The Agenda 2030 for Sustainable Development was adopted with much fanfare at the special Sustainable Development Goals (SDGs) Summit in New York last year. Millions of people across the globe advocated for an ambitious agenda for people, planet and prosperity. In the end, the final document was much better than expected not least in terms of linking the process to human rights and thereby leaving nobody behind as compared to the Millennium Development Goals (MDGs). However, now the real struggle has begun to transform what is on a piece of paper to concrete reality on the ground in every country in the world.
Alongside the process of developing the goals, many civil society organisations, including Amnesty International, advocated tirelessly to ensure greater accountability for implementation of the SDGs. Whilst a few member states showed openness for greater accountability, unsurprisingly, the majority were keen to avoid it and worked to the contrary. They ensured the language around accountability was vague, weak and diluted, knowing fully well that this agenda is a political declaration and not legally binding. There was even an unwritten understanding to avoid using the word "accountability" and replace it with a nebulous phrase "monitoring and review". Given Amnesty's experience in the routine resistance we meet in trying to secure accountability for legally binding human rights obligations, it is not surprising that states would try and avoid being held to account through the 2030 process. Yet accountability must play a key role in ensuring that the Agenda 2030 delivers what the MDGs did not particularly do in improving the lives of the poorest and most marginalised.
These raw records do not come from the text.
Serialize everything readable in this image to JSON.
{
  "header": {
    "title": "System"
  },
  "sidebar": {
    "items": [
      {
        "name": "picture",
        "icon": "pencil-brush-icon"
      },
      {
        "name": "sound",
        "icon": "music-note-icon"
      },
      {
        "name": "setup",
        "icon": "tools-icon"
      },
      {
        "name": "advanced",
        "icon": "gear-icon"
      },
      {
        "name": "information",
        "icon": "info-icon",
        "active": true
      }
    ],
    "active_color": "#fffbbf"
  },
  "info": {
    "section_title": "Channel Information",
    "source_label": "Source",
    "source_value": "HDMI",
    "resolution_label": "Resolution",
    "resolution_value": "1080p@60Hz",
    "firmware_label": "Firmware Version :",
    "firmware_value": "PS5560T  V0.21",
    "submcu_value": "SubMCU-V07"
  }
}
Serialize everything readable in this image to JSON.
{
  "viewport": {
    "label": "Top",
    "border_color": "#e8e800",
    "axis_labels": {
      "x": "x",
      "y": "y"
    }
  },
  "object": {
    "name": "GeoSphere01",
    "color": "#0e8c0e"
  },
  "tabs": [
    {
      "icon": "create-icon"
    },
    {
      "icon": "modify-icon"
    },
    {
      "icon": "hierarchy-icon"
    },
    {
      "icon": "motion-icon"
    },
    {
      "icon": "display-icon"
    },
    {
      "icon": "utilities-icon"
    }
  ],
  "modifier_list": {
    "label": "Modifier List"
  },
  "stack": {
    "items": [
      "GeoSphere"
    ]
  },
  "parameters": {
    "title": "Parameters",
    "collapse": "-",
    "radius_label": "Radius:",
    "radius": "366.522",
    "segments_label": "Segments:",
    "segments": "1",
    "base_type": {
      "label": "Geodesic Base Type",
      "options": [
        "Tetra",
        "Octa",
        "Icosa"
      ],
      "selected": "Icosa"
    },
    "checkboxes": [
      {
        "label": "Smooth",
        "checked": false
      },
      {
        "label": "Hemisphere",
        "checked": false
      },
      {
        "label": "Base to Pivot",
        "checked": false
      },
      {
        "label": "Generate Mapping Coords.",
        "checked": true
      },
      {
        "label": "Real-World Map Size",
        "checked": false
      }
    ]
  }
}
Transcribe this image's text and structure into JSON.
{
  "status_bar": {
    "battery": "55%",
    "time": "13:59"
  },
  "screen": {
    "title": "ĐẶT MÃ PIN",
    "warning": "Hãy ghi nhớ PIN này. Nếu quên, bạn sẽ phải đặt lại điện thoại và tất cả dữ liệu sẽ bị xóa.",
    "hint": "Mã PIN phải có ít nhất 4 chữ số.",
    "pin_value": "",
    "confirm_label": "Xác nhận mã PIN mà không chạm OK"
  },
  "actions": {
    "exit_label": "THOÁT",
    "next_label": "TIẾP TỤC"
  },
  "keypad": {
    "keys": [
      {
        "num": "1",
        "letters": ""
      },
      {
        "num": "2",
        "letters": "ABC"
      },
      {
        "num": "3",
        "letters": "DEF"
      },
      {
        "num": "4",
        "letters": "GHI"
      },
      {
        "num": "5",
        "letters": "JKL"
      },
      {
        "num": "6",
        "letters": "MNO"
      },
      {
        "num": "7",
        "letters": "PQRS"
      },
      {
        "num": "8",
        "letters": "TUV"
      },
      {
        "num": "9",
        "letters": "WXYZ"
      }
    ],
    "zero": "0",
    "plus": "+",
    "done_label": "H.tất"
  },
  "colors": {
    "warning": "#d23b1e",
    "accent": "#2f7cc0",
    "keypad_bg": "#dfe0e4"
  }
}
Key elements of effective accountability are benchmarks and indicators. Without the ability to measure progress (or the lack of it) in a transparent, objective and rigorous way, it is impossible to hold those responsible to account. Member states mandated the UN Statistical Commission to work on defining the indicators for the goals and targets. It was felt that this exercise needed technical expertise from the statistical community. However, from the beginning the process of developing the indicators has lacked openness and transparency thus raising concerns by Civil Society Organisations (CSOs). In October 2015, over 100 CSOs issued an open letter to the Co-chairs of the Inter-Agency and Expert Group (IAEG) expressing concern and issuing red lines on content and process. The result of this letter led to a few gains in terms of CSOs being able to provide inputs on draft indicators, even though some of these were deemed to have been agreed. However, these were not long lived. Once again in February 2016, over 170 CSOs worldwide had to send their second open letter to the UN Statistical Commission and co-chairs of the IAEG calling for greater inclusion and transparency, at the global and regional level.
The UN Statistical commission has now published its report with a final list of proposed indicators for the SDGs. As this is a universal agenda, all countries will have to report against progress made. Many targets and indicators in Agenda 2030 have set out the lowest common denominator. E.g. Target 1.1 identifies the poverty line as those living on less than $1.25 a day. Yet this figure does not make much sense in a developed economy where a minimum wage may be set at $10 per hour.
However, if you juxtapose this with target 10.1 - Progressively achieve and sustain income growth of the bottom 40 per cent of the population at a rate higher than the national average, then we can be sure that every single country has something to report on about ending poverty and reducing inequality. In this respect, developed countries can report on how the income of the bottom 40% is growing over the years as compared to the national average. This is an opportunity to show how governments, even in the wealthier economies, can stretch to make this agenda meaningful within its own context and leave no one behind. The aim here is to go for the ceiling and not the floor.
Last week, I attend a round table discussion on the Sustainable Development Goals Indicators organised by the UK Stakeholders for Sustainable Development (UKSSD) in collaboration with the Office of National Statistics (ONS) & the Department for International Development (DFID). Participants for this round table included stakeholders from civil society, academia, the private sector and the government.
The round table explored a number of fundamental questions including: How to make the SDGs indicator process relevant for the United Kingdom? What are the specific areas we need to report on? What reporting frameworks do we need at the country level? How do we ensure we are collecting the right data? How can we incorporate and align existing data collection and reporting process to the SDGs? How do we involve the general public in this process? In so doing the round table provided important inputs to both the ONS and DFID on issues which need to be considered by the United Kingdom on delivery, monitoring and accountability on the SDGs.
Whilst this round table in London was not a place to find answers to all the questions, it was definitely a welcome move to have such a space for an open consultation. I hope this was not a tick box exercise but a genuine interest and willingness to listen and act. This is something other countries can and should consider, involving their respective national statistical office, governments departments and stakeholders.
As articulated in the preamble of Agenda 2030, if we are truly resolved to free the human race from the tyranny of poverty and pledge not to leave anyone behind, then let us go back to the basics - let us involve everybody, especially those who are usually marginalised from the planning, delivery, monitoring and accountability of government plans and actions.